By Kelsey Riley
TDN International Editor Kelsey Riley will be riding in the Mongol Derby in August 2018, and will be regularly blogging about her preparations and ultimately, her 1000-kilometer, 10-day ride across Outer Mongolia. Every rider chooses a charity for which they raise money as part of the process. Kelsey has chosen the Thoroughbred Retirement Foundation’s Second Chances Program at the Blackburn Correctional Complex in Lexington, KY. To learn more about Blackburn, click here.
Hello, followers of my awesome, crazy Mongol Derby adventure. Since I brought you my last blog about battling Lexington’s arctic conditions to get in some riding time, I’ve been coming to grips with the fact that in August, I’ll be riding 1000 kilometres across Mongolia (on half-broke horses with no showers, stables or course markers, albeit). One thousand, that’s a reasonable number to come to grips with. Sure, until your creative mind gets going and you think, ‘wouldn’t it be fun to convert that to distances applicable to racing?
The Mongol Derby, recognized in 2011 by the Guinness Book of World Records as the world’s longest multi-horse race, is 4,960 furlongs. Or 1,000,000 metres. That’s 496 Kentucky Derbys. Four hundred thirteen Prix de l’Arc de Triomphes. Three hundred twelve Melbourne Cups. Eight hundred thirty three Golden Slippers!

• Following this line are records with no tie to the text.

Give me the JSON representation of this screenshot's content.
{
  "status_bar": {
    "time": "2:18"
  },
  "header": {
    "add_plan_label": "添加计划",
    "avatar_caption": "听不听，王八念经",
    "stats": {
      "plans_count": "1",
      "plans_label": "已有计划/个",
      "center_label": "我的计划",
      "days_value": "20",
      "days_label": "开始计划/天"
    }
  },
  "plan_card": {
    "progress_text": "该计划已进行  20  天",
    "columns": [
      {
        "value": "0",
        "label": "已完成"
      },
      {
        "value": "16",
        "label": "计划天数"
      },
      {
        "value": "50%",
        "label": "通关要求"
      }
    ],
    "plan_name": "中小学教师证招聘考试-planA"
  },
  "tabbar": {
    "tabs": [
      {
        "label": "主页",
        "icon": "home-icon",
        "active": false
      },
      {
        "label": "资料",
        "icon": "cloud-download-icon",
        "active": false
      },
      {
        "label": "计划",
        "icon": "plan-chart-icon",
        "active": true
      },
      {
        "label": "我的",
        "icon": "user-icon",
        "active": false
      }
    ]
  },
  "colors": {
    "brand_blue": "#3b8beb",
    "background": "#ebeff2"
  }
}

So, as a rider in the Mongol Derby, what do you do to maximize your chances of getting the trip? Fitness, obviously, both in the saddle and out of it. But in extreme conditions like this the race could be won or lost based on what you decide to wear and include in your allotted 11 pounds (5 kgs) of kit, so some valuable clues to avoid the dreaded DNF could be found within one’s packing list.
My riding plans were badly hindered earlier this month by the continued deep freeze and frozen tracks in Lexington, so I used the time to start strategizing on what to include in my saddle bag, and on me. Turns out those frozen tracks may have been a calling from the universe for me to get started early, because I could never have imagined researching and buying all this stuff would take so much time.
First, what you wear: past Derby experts insist on minimal seams. Seams=chafing, so absolutely no seams anywhere that will touch the saddle. As you can imagine, 11 pounds of kit doesn’t allow for many wardrobe changes, and most Derbyists, from what I gather, change two, three times max over the 10 days allotted to finish the race. Three to four days in the same clothes while riding in the heat and potentially the rain with no access to showers means minimizing sweat and stink is a must! From what I gather merino wool is the best material for this, and I’m sure by August I’ll be able to provide a definitive answer, as in various fits of panic I have ordered just about every merino wool product that is sold on the internet.
One former Derbyist was kind enough to send me her packing list, and what is immediately alarming is the length of the column titled ‘medical.’ One of the first items, quoted verbatim, is ‘Tramadol (to balance pain with losing your mind).’ This is immediately followed by ‘Other pain killers x 3 types’ and ‘pain killer gel.’ So, I guess the consensus is that riding 4,960 furlongs (1,000,000 metres) is going to be painful? Other packing suggestions include ‘wet wipes (these will be your shower)’; ‘heavy duty needle and thread, in case of tears to saddle bag or even you’; bedsore bandaids, and cigarettes. The latter is intended as gifts for the Mongolian nomads that help us out along the way, but I feel like there’s a chance I may take up the habit myself between my wet wipes showers, doses of Tramadol and bedsore bandaid applications.
Once the aforementioned frozen track epidemic finally lifted in mid February, I made my debut as an exercise rider at the Thoroughbred Center in Lexington with trainer Jimmy Corrigan. Just over two weeks in, I can so far say it’s been fabulous: an awesome workout, great fun and no mishaps. Well, no mishaps if you don’t include a brief moment hanging from a wall after bailing from a filly known just as ‘Redhead.’ But I think that’s just good old fashioned gymnastics practice, always useful in the name of functional fitness.
The most important part of this crazy adventure is that I am doing it to benefit the wonderful Second Chances Program at the Blackburn Correctional Complex in Lexington. I am thrilled with the fundraising effort thus far: just shy of $8,500 raised in three months. Every little bit really does count, and I can’t thank the donors enough (Click here for my fundraising page).
Alright, five months to post time for the Mongol Derby! Topics still to explore in this space include ‘how to get hopelessly lost when learning to use your GPS’; ‘what happens when you don’t shower for 10 days’; and ‘Kelsey Riley: No Reservations, Mongolian Food Edition.’ Stay tuned!